When your second baby is an easy baby, your first baby doesn’t look so great.
I’m struggling with showing love and appreciation towards my toddler because he was challenging and he is challenging. My patience is tested every day, and I feel myself being the mother I don’t want to be. I yell. I scream. I cry. I bang my head against the wall wondering why the fuck he is who is.
My two children look alike but are very different babies.
I struggle to love my toddler…
Sometimes, at the end of the day, I wonder why he hates me so much. Why did he spend hours upon hours crying like a newborn? Or hours screaming like a toddler? Why does he refuse to listen, and fail to speak? When will he ever sleep thru the night or go to sleep without crying?
This high needs toddler in front of me drives me to my breaking point (multiple times a day). And it’s just not fun. Mothering my toddler from infancy to toddlerhood is my biggest challenge. He drags me into the despairs of postpartum depression, as I question my worth as a mother, my success as a mother, and my ability to thrive as a person.
Sweet little miss self-soothes herself to sleep without crying. He nursed every 2-3 hours. Left unattended she will kick, play and entertain herself for an hour. She’s never cried longer than 30 minutes and sleeps mostly thru the night. She’s a blessed gift, and just so easy.
When my two babies are so very different, I find myself struggling to love on the challenging and frustrating child. Somedays I feel he’s out to get me and destroy every joyous fibre in my being. Somedays I think his behaviour and actions are a result of my failure to mother and to love him.
It’s hard to love something that screams and cries most days. Bedtime is always a battle. Nap time too.

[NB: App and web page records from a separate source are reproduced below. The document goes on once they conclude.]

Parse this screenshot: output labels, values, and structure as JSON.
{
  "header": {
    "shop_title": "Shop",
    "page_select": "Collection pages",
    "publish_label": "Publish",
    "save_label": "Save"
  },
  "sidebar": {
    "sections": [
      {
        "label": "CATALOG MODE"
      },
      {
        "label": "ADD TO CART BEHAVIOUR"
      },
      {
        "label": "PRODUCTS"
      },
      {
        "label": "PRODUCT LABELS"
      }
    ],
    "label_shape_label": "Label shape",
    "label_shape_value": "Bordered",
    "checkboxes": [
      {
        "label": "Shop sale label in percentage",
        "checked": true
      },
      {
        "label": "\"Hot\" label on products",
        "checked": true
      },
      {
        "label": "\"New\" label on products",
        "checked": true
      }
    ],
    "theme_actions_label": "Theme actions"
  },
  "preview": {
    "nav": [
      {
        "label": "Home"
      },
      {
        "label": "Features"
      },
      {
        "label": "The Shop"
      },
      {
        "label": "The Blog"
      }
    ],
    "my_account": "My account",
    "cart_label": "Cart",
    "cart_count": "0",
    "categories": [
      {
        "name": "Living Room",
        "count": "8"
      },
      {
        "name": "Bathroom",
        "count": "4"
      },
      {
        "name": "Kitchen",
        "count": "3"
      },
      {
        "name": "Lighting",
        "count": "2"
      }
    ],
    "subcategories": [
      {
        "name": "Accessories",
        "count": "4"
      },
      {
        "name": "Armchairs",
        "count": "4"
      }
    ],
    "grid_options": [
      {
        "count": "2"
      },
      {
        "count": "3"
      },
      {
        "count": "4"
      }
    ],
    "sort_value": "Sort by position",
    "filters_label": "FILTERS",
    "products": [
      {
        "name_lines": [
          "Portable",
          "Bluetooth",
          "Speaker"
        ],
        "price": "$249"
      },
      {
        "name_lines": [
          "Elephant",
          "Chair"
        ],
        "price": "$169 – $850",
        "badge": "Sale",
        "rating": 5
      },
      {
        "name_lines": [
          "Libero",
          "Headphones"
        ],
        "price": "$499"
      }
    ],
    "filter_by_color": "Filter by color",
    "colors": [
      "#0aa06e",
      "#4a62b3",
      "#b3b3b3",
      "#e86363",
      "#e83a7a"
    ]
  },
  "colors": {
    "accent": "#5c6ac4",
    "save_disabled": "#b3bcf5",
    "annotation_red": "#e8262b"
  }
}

My early memories of him are only of a persistent never-ending blood-curdling crying. Thanks, period of purple cry. I remember long lonely evenings pacing the house, the neighbourhood, and bouncing on balls trying to get him just to stop crying. I wore that kid day in and day out. I tried it all, and he was never happy with me. I remember leaving him to cry in his crib so that I could cry in frustration. There wasn’t anyone to help; it was just this screaming child who never slept and me.
That’s why I get out of the house. I can’t be alone with him. He screams and cries. And then do I. I feel hated. I feel like a failure. I think I’ve always struggled with how his newborn-ness was never what I expected and more challenging than I could imagine.
Right now, in this week, and this past month and more, I struggle to love my toddler as I compare him to his quiet, peaceful sister. His actions and behaviours fuel hate and rage as I fill with looming disappointment about the kid he is.
He’s a great kid. He loves his baby sister. He loves me. I can’t help but fall down this spiral when I compare. #pleasestopcrying